Riotous, Raw, And Unromanticised: Sisters Star Maria Angelico Talks TEN’s New Drama
Published: 23 October 2017
A fertility doctor who’s spent 30 years substituting infertile sperm with his own is the kind of TV show premise that you might find both comedic and confronting. According to Maria Angelico, that’s so Sisters and that’s so “life”
Initially, before you’d even seen a script, what drew you to this role?
Maria: I’d have to say Imogen Banks, I mean everything she’s created is just so unique and so cool, I think she’s one of Australia’s best creators.
What were your first thoughts and reactions to the script and to discovering the show’s premise?
Maria: Initially I was more excited about the relationships between the sisters, the show being about female relationships; those dynamics, their unity, and also their differences. Then I realised how intense the storyline is with all the siblings and with what her father has done.
I love that this idea involves the bringing together of different people from different walks of life. It offers a good opportunity to look at different perspectives.
What do you think makes it a must-watch?
Maria: One thing that really stands out is the style in which the story is told; it feels unique in its vulnerability, stripped back, it doesn’t feel very shiny and manicured. There’s something real and authentic and honest that will really connect with people because it’s relatable, and not just for women but for everyone.
And there’s a really good balance of hilarity and sincerity. Some things are so funny and so sad and I think that’s so… life.
It has a great cast. Barry Otto, Magda Szubanski and Catherine McClements to name a few. What was it like to work with Australian acting royalty?
Maria: I have to be honest, I fan-girled out with Magda the first time I met her. I like to think that I act professional and don’t get star-struck but I grew up watching Big Girl’s Blouse and Kath and Kim so I bombarded her, just re-enacting skits and completely embarrassing myself.
Barry, the way he works, is so playful. He’s got this kind of childlike wonderment that is so infectious, and beautiful to witness as well. And Catherine McClements is just a powerhouse, so straight up.
You have sisters of your own, how much of your own personal experience did you bring to this and has it affected your relationship with them?
Maria: I’m one of three sisters, so I can definitely relate to and understand that dynamic where you’re all completely different but so close at the same time. There was something beautiful with Lucy (Durack, who plays Roxy) and Antonia (Prebble, who plays Edie) that I felt was instant. So much heart, and love, and trust and support between us as actresses, and our characters. It reaffirmed my faith in and unity with women. I feel extra loving and appreciative towards my sisters at the moment.
When it comes to your on-screen sisters, how different are the three of you? Did it take long to find common ground as actors?
Maria: I think we’re really different, but we’re all quite positive women. It really took me aback at how supportive the environment was and how encouraging we were. We got along really well, it didn’t take long at all. And we’re so different; Lucy is like a Disney princess, she’s so bubbly and bright, and Antonia is so intellectual and precise, and I’m a bit silly. Oh god, we sound like our characters!

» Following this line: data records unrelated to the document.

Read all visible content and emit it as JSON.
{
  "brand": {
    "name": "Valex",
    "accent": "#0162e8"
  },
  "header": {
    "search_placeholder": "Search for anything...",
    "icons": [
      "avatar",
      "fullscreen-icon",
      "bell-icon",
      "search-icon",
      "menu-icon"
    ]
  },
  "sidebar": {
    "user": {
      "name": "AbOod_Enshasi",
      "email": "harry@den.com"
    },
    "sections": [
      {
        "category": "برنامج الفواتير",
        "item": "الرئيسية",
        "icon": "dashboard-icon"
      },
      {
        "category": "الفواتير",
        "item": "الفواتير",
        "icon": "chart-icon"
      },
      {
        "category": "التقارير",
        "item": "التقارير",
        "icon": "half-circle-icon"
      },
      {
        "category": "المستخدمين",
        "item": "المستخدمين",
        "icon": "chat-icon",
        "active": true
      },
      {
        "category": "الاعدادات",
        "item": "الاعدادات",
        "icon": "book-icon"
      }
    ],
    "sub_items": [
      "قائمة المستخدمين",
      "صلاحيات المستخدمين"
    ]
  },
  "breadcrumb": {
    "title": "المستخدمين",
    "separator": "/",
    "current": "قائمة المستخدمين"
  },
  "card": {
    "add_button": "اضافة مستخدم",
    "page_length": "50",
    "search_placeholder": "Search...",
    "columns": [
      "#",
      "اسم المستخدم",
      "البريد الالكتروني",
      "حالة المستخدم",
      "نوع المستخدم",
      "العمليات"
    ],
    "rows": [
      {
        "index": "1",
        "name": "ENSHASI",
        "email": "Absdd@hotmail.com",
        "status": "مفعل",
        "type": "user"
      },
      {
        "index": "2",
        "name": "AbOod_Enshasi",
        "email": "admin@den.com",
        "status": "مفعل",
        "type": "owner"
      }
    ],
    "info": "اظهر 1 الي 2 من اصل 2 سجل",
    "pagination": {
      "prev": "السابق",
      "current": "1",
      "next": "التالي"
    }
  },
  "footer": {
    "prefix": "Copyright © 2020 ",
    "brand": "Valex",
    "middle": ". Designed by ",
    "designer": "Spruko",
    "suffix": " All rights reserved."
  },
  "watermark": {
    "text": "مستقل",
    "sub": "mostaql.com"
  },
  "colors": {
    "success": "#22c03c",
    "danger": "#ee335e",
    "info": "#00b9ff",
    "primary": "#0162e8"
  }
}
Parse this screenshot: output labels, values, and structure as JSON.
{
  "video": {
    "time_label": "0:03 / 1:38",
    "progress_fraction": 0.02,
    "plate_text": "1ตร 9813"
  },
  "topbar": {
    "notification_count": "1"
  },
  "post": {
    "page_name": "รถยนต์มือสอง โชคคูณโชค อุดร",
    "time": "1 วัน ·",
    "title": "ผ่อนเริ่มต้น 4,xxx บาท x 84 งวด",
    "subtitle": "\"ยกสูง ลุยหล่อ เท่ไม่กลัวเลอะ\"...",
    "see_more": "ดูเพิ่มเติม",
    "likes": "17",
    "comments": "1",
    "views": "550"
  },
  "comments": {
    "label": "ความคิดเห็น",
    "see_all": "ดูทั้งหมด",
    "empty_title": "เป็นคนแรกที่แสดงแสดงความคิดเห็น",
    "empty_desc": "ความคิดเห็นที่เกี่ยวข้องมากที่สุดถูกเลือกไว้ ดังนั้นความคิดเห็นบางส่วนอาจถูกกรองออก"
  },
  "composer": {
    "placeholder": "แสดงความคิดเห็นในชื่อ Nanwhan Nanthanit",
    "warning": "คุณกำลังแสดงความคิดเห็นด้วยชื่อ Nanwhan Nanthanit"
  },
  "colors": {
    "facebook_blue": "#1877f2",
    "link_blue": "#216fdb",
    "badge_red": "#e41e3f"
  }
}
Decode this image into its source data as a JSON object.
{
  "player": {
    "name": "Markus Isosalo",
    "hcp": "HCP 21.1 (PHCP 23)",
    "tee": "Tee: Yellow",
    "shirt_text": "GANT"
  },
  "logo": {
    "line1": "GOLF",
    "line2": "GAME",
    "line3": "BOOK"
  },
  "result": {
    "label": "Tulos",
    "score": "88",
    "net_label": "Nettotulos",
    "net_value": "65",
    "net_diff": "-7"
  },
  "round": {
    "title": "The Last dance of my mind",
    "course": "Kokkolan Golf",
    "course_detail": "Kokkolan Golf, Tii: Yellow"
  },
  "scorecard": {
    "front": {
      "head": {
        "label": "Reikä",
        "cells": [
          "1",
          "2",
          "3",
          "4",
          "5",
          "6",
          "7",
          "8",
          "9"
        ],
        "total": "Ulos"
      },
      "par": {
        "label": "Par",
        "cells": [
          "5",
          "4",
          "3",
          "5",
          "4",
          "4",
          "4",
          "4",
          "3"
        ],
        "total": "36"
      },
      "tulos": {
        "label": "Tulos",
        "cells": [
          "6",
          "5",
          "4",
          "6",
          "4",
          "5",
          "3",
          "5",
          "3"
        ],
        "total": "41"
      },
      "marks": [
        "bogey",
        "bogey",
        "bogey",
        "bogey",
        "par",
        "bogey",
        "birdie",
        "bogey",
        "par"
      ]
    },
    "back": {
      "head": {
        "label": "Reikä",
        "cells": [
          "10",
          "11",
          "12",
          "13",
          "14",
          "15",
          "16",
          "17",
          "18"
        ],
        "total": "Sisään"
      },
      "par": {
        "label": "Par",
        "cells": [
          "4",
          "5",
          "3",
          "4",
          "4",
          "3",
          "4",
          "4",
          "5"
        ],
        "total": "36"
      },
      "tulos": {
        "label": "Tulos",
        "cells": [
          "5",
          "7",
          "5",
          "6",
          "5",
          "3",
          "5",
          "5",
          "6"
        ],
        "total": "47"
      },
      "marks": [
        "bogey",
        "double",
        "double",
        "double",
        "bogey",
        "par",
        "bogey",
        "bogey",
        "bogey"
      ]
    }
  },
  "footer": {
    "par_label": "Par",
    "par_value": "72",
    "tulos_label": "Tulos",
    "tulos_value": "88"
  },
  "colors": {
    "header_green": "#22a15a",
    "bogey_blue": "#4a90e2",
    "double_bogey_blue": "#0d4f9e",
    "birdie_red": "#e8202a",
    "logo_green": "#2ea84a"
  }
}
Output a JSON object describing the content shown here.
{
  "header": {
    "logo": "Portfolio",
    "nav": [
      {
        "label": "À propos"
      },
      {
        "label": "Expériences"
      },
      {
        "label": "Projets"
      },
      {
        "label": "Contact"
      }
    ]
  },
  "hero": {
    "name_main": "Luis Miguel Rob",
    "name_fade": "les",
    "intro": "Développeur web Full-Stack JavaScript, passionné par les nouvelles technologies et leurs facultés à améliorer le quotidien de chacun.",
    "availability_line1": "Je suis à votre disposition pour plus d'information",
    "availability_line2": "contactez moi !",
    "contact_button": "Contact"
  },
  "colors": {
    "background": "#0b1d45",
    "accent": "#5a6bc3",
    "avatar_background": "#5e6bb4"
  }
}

So I know the show is called Sisters and it centres around three women, but what about the male roles, what do you think male viewers can enjoy about this?
Maria: There’s a really strong male cast, and I think men are quite broadly represented. We follow their storylines, and the challenges they face within the plot.
It’s a show about humans, it’s high drama, that’s really engaging whether you’re male or female.
Australia loves its dramas. What does Sisters bring to the landscape that we haven’t seen before?
Maria: I think it brings something quite raw and unromanticised, which feels really unique. There’s something real life about it and there’s something equally beautiful in that. Nothing’s glamourised, all the characters, both male and female, are layered and you get to see all the sides of them which I think is such an achievement and something everyone in the show can be proud of, there’s a lot of depth to this.